It’s difficult to convey the range and depth of emotions that event caused. I felt elation, intense joy, excitement, happiness. I also remember feeling an immense relief. The pressure was off; I had done it. A huge weight was lifted. And I was proud, so proud. To get my first bow kill, on public land, after six seasons of trying, felt like quite an achievement. I also felt some sadness. There’s always some sadness mixed in when I kill an animal; grief for the life I’ve taken, a somber gratefulness for the sacrifice it made to sustain my life. I feel these things every time. But there was something else as well. A different uneasiness I hadn’t felt before. I couldn’t help but wonder why I was so proud. Because I had intentionally made myself work harder than necessary to get something, and then finally achieved it? It felt like I was playing a mind game with myself. And it made me wonder, exactly what was the end I was after? I had always been convinced that all I really cared about in this hunting thing was the camaraderie with my family and hunting buddies, and putting some meat in the freezer. That it was never about the sport of it, or the trophy, and that somehow, that attitude made me better than some of the other hunters out there. I was one of the good ones, and I could hold my head high when I called myself a hunter. But what now, had this bowhunting thing changed that? It certainly seemed like I cared about the sport now. But was that such a bad thing? What was wrong with appreciating the thrill of the hunt? I had all of these thoughts and feelings racing through my head and heart as I sat there on the forest floor with that doe’s head in my hands. But I realized that none of that really mattered. Regardless of my motivations, or what weapon I chose to use, I would still be a hunter.
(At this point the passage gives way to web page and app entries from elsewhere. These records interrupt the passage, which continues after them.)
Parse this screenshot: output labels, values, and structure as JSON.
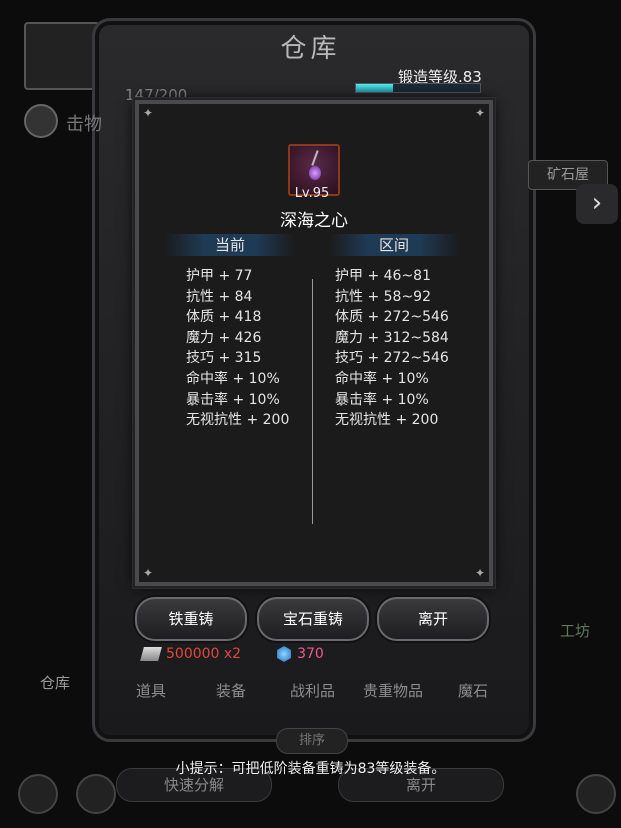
{
  "background": {
    "title": "仓库",
    "counter": "147/200",
    "left_label": "击物",
    "warehouse_label": "仓库",
    "ore_button": "矿石屋",
    "side_label": "工坊",
    "tabs": [
      "道具",
      "装备",
      "战利品",
      "贵重物品",
      "魔石"
    ],
    "sort_button": "排序",
    "quick_decompose": "快速分解",
    "leave_bottom": "离开"
  },
  "forge": {
    "label": "锻造等级.83",
    "progress": 0.3
  },
  "item": {
    "level": "Lv.95",
    "name": "深海之心",
    "icon": "purple-amulet-icon"
  },
  "columns": {
    "current_header": "当前",
    "range_header": "区间"
  },
  "current_stats": [
    "护甲 + 77",
    "抗性 + 84",
    "体质 + 418",
    "魔力 + 426",
    "技巧 + 315",
    "命中率 + 10%",
    "暴击率 + 10%",
    "无视抗性 + 200"
  ],
  "range_stats": [
    "护甲 + 46~81",
    "抗性 + 58~92",
    "体质 + 272~546",
    "魔力 + 312~584",
    "技巧 + 272~546",
    "命中率 + 10%",
    "暴击率 + 10%",
    "无视抗性 + 200"
  ],
  "buttons": {
    "iron_reforge": "铁重铸",
    "gem_reforge": "宝石重铸",
    "leave": "离开"
  },
  "currency": {
    "silver": "500000 x2",
    "gems": "370"
  },
  "tip": "小提示：可把低阶装备重铸为83等级装备。",
  "colors": {
    "popup_bg": "#1b1b1c",
    "header_band": "#1f3a55",
    "silver_text": "#e0483c",
    "gem_text": "#ec5a8a",
    "forge_fill": "#44cccc"
  }
}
For a while after that, I resented bowhunting for bringing about that inward struggle. And even though I eventually came to appreciate the introspection as personal growth, I wrestled with whether I would continue pursuing game with a bow. After all, it still seemed like more trouble than it was worth most of the time. I have always been taught to work smarter, not harder, and bowhunting is the opposite of that philosophy. I still hate how hot it is in the stand on October 1st. I still hate how that one doe you didn’t see will catch you drawing back every time. And yet, something about it keeps pulling me back, season after season. The sense of accomplishment as a hunter when you kill a wild animal with a bow is truly like no other feeling. I suppose that’s why, here I am, six years after that first bow kill, about to enter my twelfth bow season, and I’m still trying for my second bow kill, just chasing that feeling.